### Supplied entries

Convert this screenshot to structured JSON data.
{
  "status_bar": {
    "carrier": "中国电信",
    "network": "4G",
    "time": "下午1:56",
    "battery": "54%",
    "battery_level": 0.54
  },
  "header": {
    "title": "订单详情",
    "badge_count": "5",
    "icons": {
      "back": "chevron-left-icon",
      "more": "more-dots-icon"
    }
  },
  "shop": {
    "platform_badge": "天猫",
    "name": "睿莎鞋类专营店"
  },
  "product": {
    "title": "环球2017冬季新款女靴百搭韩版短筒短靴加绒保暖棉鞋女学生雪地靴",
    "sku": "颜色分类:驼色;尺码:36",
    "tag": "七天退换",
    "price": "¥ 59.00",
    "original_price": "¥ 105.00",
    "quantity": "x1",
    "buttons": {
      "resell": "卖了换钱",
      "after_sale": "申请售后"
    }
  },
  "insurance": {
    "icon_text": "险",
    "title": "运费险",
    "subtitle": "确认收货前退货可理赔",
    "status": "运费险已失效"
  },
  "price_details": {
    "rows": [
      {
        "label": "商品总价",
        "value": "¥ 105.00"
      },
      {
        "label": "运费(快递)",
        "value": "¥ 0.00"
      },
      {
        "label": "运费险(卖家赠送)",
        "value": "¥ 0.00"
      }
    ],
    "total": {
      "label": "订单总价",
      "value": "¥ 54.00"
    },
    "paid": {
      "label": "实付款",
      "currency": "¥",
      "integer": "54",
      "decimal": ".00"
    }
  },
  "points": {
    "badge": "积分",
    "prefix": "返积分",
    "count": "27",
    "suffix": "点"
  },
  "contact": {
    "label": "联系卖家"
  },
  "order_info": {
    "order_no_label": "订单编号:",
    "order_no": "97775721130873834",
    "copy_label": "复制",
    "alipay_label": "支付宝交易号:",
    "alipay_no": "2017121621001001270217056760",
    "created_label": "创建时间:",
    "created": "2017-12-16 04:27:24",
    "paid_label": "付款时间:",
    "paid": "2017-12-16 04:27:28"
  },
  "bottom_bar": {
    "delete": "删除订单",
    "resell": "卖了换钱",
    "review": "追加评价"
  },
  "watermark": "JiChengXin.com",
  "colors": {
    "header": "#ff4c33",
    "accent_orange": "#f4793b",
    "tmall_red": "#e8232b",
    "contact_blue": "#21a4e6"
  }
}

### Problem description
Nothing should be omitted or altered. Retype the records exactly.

### Problem solution
Convert this screenshot to structured JSON data.
{
  "status_bar": {
    "carrier": "中国电信",
    "network": "4G",
    "time": "下午1:56",
    "battery": "54%",
    "battery_level": 0.54
  },
  "header": {
    "title": "订单详情",
    "badge_count": "5",
    "icons": {
      "back": "chevron-left-icon",
      "more": "more-dots-icon"
    }
  },
  "shop": {
    "platform_badge": "天猫",
    "name": "睿莎鞋类专营店"
  },
  "product": {
    "title": "环球2017冬季新款女靴百搭韩版短筒短靴加绒保暖棉鞋女学生雪地靴",
    "sku": "颜色分类:驼色;尺码:36",
    "tag": "七天退换",
    "price": "¥ 59.00",
    "original_price": "¥ 105.00",
    "quantity": "x1",
    "buttons": {
      "resell": "卖了换钱",
      "after_sale": "申请售后"
    }
  },
  "insurance": {
    "icon_text": "险",
    "title": "运费险",
    "subtitle": "确认收货前退货可理赔",
    "status": "运费险已失效"
  },
  "price_details": {
    "rows": [
      {
        "label": "商品总价",
        "value": "¥ 105.00"
      },
      {
        "label": "运费(快递)",
        "value": "¥ 0.00"
      },
      {
        "label": "运费险(卖家赠送)",
        "value": "¥ 0.00"
      }
    ],
    "total": {
      "label": "订单总价",
      "value": "¥ 54.00"
    },
    "paid": {
      "label": "实付款",
      "currency": "¥",
      "integer": "54",
      "decimal": ".00"
    }
  },
  "points": {
    "badge": "积分",
    "prefix": "返积分",
    "count": "27",
    "suffix": "点"
  },
  "contact": {
    "label": "联系卖家"
  },
  "order_info": {
    "order_no_label": "订单编号:",
    "order_no": "97775721130873834",
    "copy_label": "复制",
    "alipay_label": "支付宝交易号:",
    "alipay_no": "2017121621001001270217056760",
    "created_label": "创建时间:",
    "created": "2017-12-16 04:27:24",
    "paid_label": "付款时间:",
    "paid": "2017-12-16 04:27:28"
  },
  "bottom_bar": {
    "delete": "删除订单",
    "resell": "卖了换钱",
    "review": "追加评价"
  },
  "watermark": "JiChengXin.com",
  "colors": {
    "header": "#ff4c33",
    "accent_orange": "#f4793b",
    "tmall_red": "#e8232b",
    "contact_blue": "#21a4e6"
  }
}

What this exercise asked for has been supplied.